  11. Source: Eurostat (online data code: (lfsa_egan2)).
  12. Source: Eurostat (online data code: (lfsa_etpgan)).
  13. The target population of the EU LFS are resident persons living in private households, excluding the population living in institutional households (such as workers’ homes or prisons).
  14. Source: Eurostat (online data code: (lfsi_sup_a)).
  15. Source: Eurostat (online data code: (lfsa_urgaed)).
  16. European Commission, Europe 2020 — A strategy for smart, sustainable and inclusive growth, COM(2010) 2020 final, Brussels, 2010 (p. 5, 7, 17), European Commission, An Agenda for new skills and jobs: A European contribution towards full employment, COM(2010) 682 final, Strasbourg, 2010 (p. 2).
  17. This difference may be significant in countries with large cross-border flows.
  18. João Medeiros & Paul Minty, Analytical support in the setting of EU employment rate targets for 2020, Working Paper 1/2012, European Commission (Directorate-General for Employment, Social Affairs & Inclusion), Brussels, 2012 (p. 12).
  19. European Commission (Directorate-General for Economic and Financial Affairs), The 2012 Ageing Report: Economic and budgetary projections for the EU27 Member States (2010–2060), 2012 (p.  99).
  20. To take into account people that would like to (or have to) work after the age of 64 but are unable to find a job, the upper age limit for the unemployment rate is usually set to 74. As a result, the observed age group for unemployed persons is 15 to 74 years.
  21. João Medeiros and Paul Minty, Analytical support in the setting of EU employment rate targets for 2020, Working Paper 1/2012, European Commission (Directorate-General for Employment, Social Affairs & Inclusion), Brussels, 2012 (p. 58).
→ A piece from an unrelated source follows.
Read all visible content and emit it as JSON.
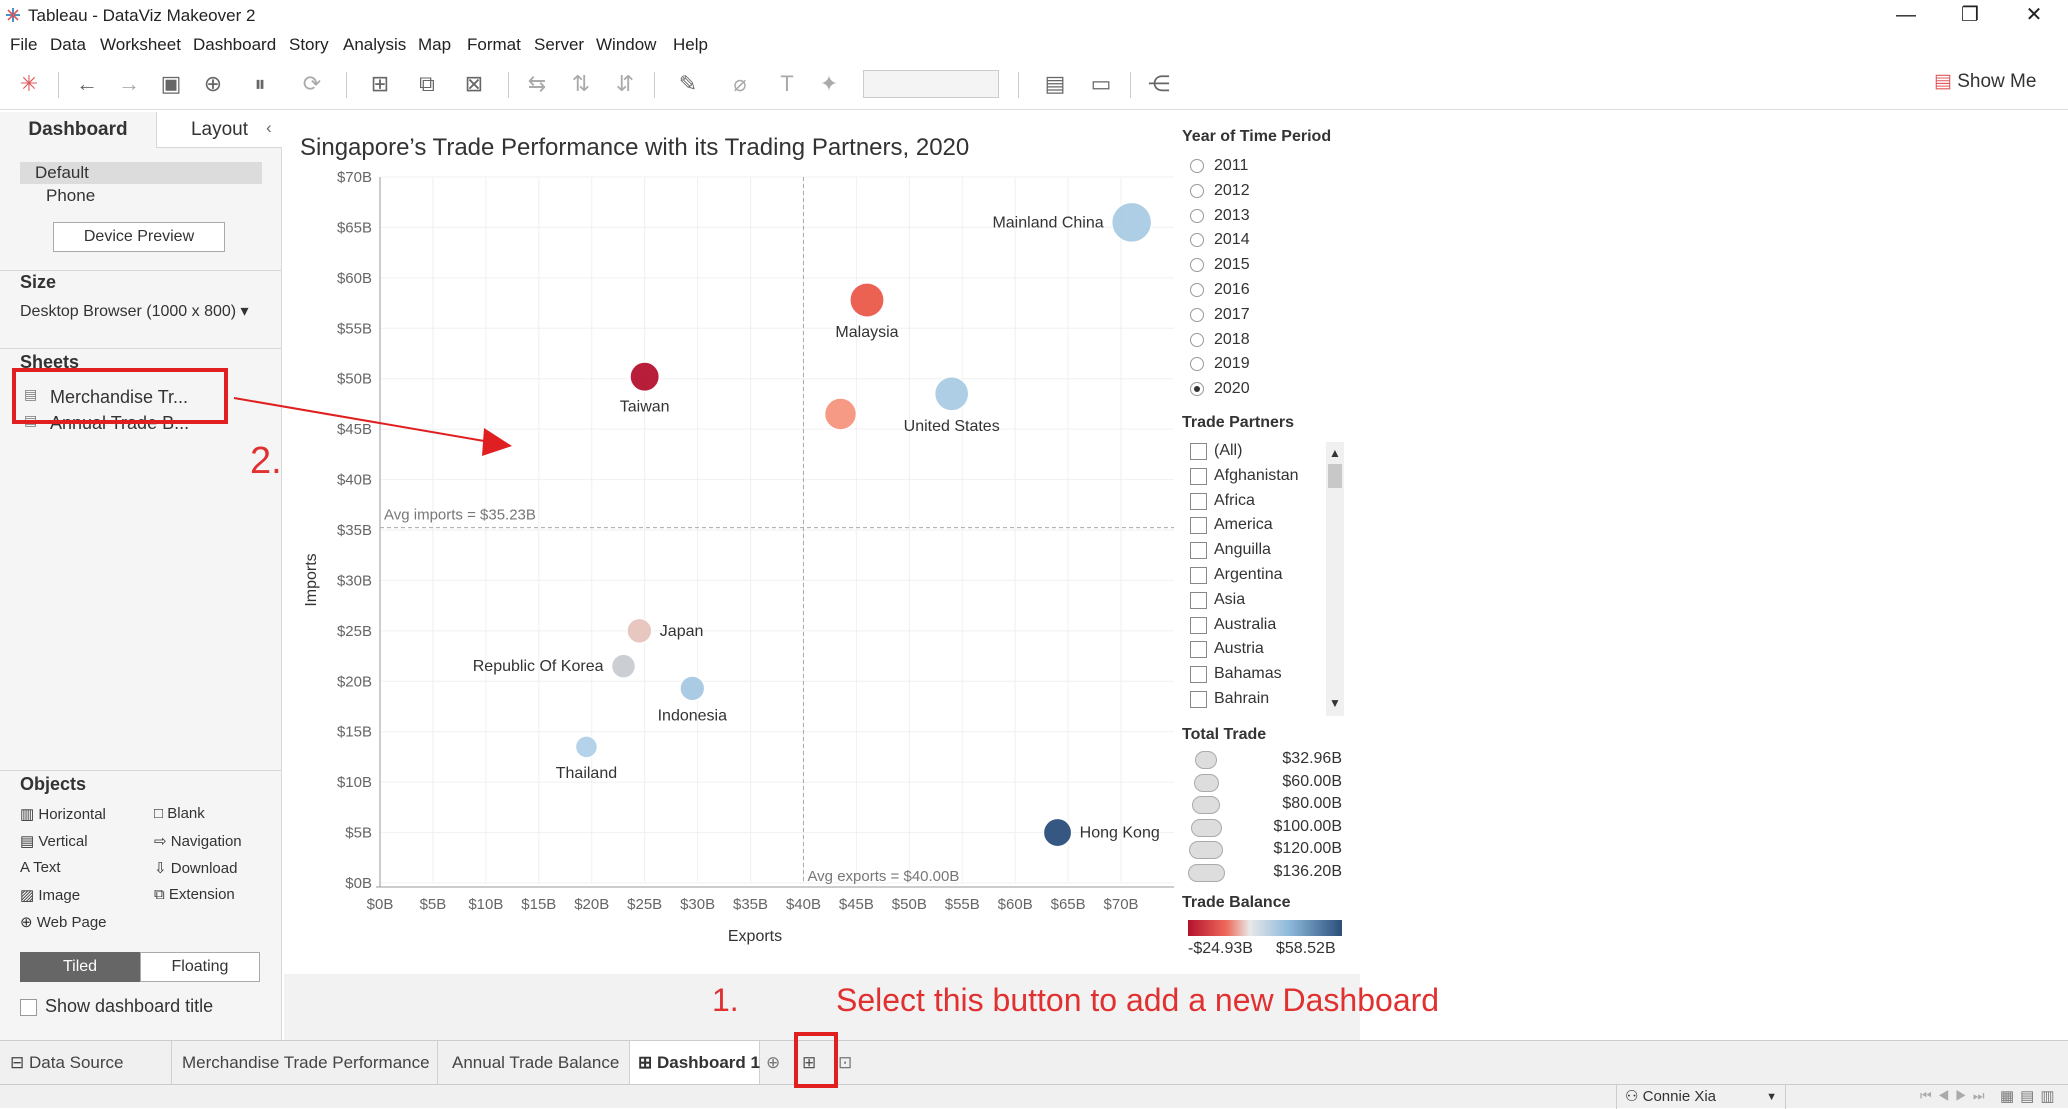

  22. European Commission (Directorate-General for Justice), Age and Employment, Publications Office of the European Union, Luxembourg, 2011 (p.  50).